=== Section Start ===
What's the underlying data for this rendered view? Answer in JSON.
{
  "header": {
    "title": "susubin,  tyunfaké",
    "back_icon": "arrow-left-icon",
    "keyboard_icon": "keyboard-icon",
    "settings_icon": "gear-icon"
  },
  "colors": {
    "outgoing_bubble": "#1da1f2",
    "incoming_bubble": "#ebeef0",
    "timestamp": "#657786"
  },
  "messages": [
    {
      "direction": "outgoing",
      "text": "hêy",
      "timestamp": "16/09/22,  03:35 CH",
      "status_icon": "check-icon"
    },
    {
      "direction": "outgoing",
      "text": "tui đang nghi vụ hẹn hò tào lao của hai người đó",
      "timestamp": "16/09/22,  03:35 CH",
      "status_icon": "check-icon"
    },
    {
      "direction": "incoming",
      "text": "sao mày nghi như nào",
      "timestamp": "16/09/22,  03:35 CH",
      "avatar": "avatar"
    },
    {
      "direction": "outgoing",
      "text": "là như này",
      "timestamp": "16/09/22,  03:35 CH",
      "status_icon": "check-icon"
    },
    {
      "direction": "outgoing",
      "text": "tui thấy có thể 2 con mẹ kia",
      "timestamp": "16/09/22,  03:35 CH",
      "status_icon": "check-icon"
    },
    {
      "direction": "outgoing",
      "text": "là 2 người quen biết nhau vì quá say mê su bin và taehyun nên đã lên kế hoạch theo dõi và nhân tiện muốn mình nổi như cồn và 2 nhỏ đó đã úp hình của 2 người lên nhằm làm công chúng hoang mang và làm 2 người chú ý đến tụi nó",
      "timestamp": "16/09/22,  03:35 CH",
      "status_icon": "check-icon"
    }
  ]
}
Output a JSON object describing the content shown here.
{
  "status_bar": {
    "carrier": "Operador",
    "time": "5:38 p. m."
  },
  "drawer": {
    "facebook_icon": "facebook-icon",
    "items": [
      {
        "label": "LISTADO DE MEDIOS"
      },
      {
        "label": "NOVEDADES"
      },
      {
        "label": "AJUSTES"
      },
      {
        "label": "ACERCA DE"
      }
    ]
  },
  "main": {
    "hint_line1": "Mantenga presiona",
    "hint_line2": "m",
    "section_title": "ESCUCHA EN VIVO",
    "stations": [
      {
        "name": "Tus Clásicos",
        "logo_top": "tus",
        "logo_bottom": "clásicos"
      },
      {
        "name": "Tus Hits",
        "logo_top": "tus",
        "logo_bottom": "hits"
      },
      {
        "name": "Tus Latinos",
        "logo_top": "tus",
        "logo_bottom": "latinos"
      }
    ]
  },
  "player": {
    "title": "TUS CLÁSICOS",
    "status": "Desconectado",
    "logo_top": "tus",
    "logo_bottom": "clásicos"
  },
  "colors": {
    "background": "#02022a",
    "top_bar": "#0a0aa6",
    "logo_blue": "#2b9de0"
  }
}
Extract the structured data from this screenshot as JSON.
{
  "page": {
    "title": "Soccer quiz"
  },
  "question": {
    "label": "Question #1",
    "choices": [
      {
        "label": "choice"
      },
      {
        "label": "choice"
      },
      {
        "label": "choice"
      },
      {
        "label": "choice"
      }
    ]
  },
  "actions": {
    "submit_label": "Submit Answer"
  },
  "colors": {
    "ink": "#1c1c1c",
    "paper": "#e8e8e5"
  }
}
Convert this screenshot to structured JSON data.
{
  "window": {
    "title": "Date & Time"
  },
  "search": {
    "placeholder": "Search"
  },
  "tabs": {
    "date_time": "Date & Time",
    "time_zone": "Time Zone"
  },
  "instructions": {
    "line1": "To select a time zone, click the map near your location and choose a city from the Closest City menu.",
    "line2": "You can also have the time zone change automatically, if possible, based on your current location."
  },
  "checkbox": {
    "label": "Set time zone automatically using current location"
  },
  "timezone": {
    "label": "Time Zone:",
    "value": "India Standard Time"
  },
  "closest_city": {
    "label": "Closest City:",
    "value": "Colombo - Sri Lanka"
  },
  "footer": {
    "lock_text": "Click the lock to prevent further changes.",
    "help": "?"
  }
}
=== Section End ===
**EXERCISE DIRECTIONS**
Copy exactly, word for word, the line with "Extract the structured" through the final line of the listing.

**EXPECTED OUTPUT**
Extract the structured data from this screenshot as JSON.
{
  "page": {
    "title": "Soccer quiz"
  },
  "question": {
    "label": "Question #1",
    "choices": [
      {
        "label": "choice"
      },
      {
        "label": "choice"
      },
      {
        "label": "choice"
      },
      {
        "label": "choice"
      }
    ]
  },
  "actions": {
    "submit_label": "Submit Answer"
  },
  "colors": {
    "ink": "#1c1c1c",
    "paper": "#e8e8e5"
  }
}
Convert this screenshot to structured JSON data.
{
  "window": {
    "title": "Date & Time"
  },
  "search": {
    "placeholder": "Search"
  },
  "tabs": {
    "date_time": "Date & Time",
    "time_zone": "Time Zone"
  },
  "instructions": {
    "line1": "To select a time zone, click the map near your location and choose a city from the Closest City menu.",
    "line2": "You can also have the time zone change automatically, if possible, based on your current location."
  },
  "checkbox": {
    "label": "Set time zone automatically using current location"
  },
  "timezone": {
    "label": "Time Zone:",
    "value": "India Standard Time"
  },
  "closest_city": {
    "label": "Closest City:",
    "value": "Colombo - Sri Lanka"
  },
  "footer": {
    "lock_text": "Click the lock to prevent further changes.",
    "help": "?"
  }
}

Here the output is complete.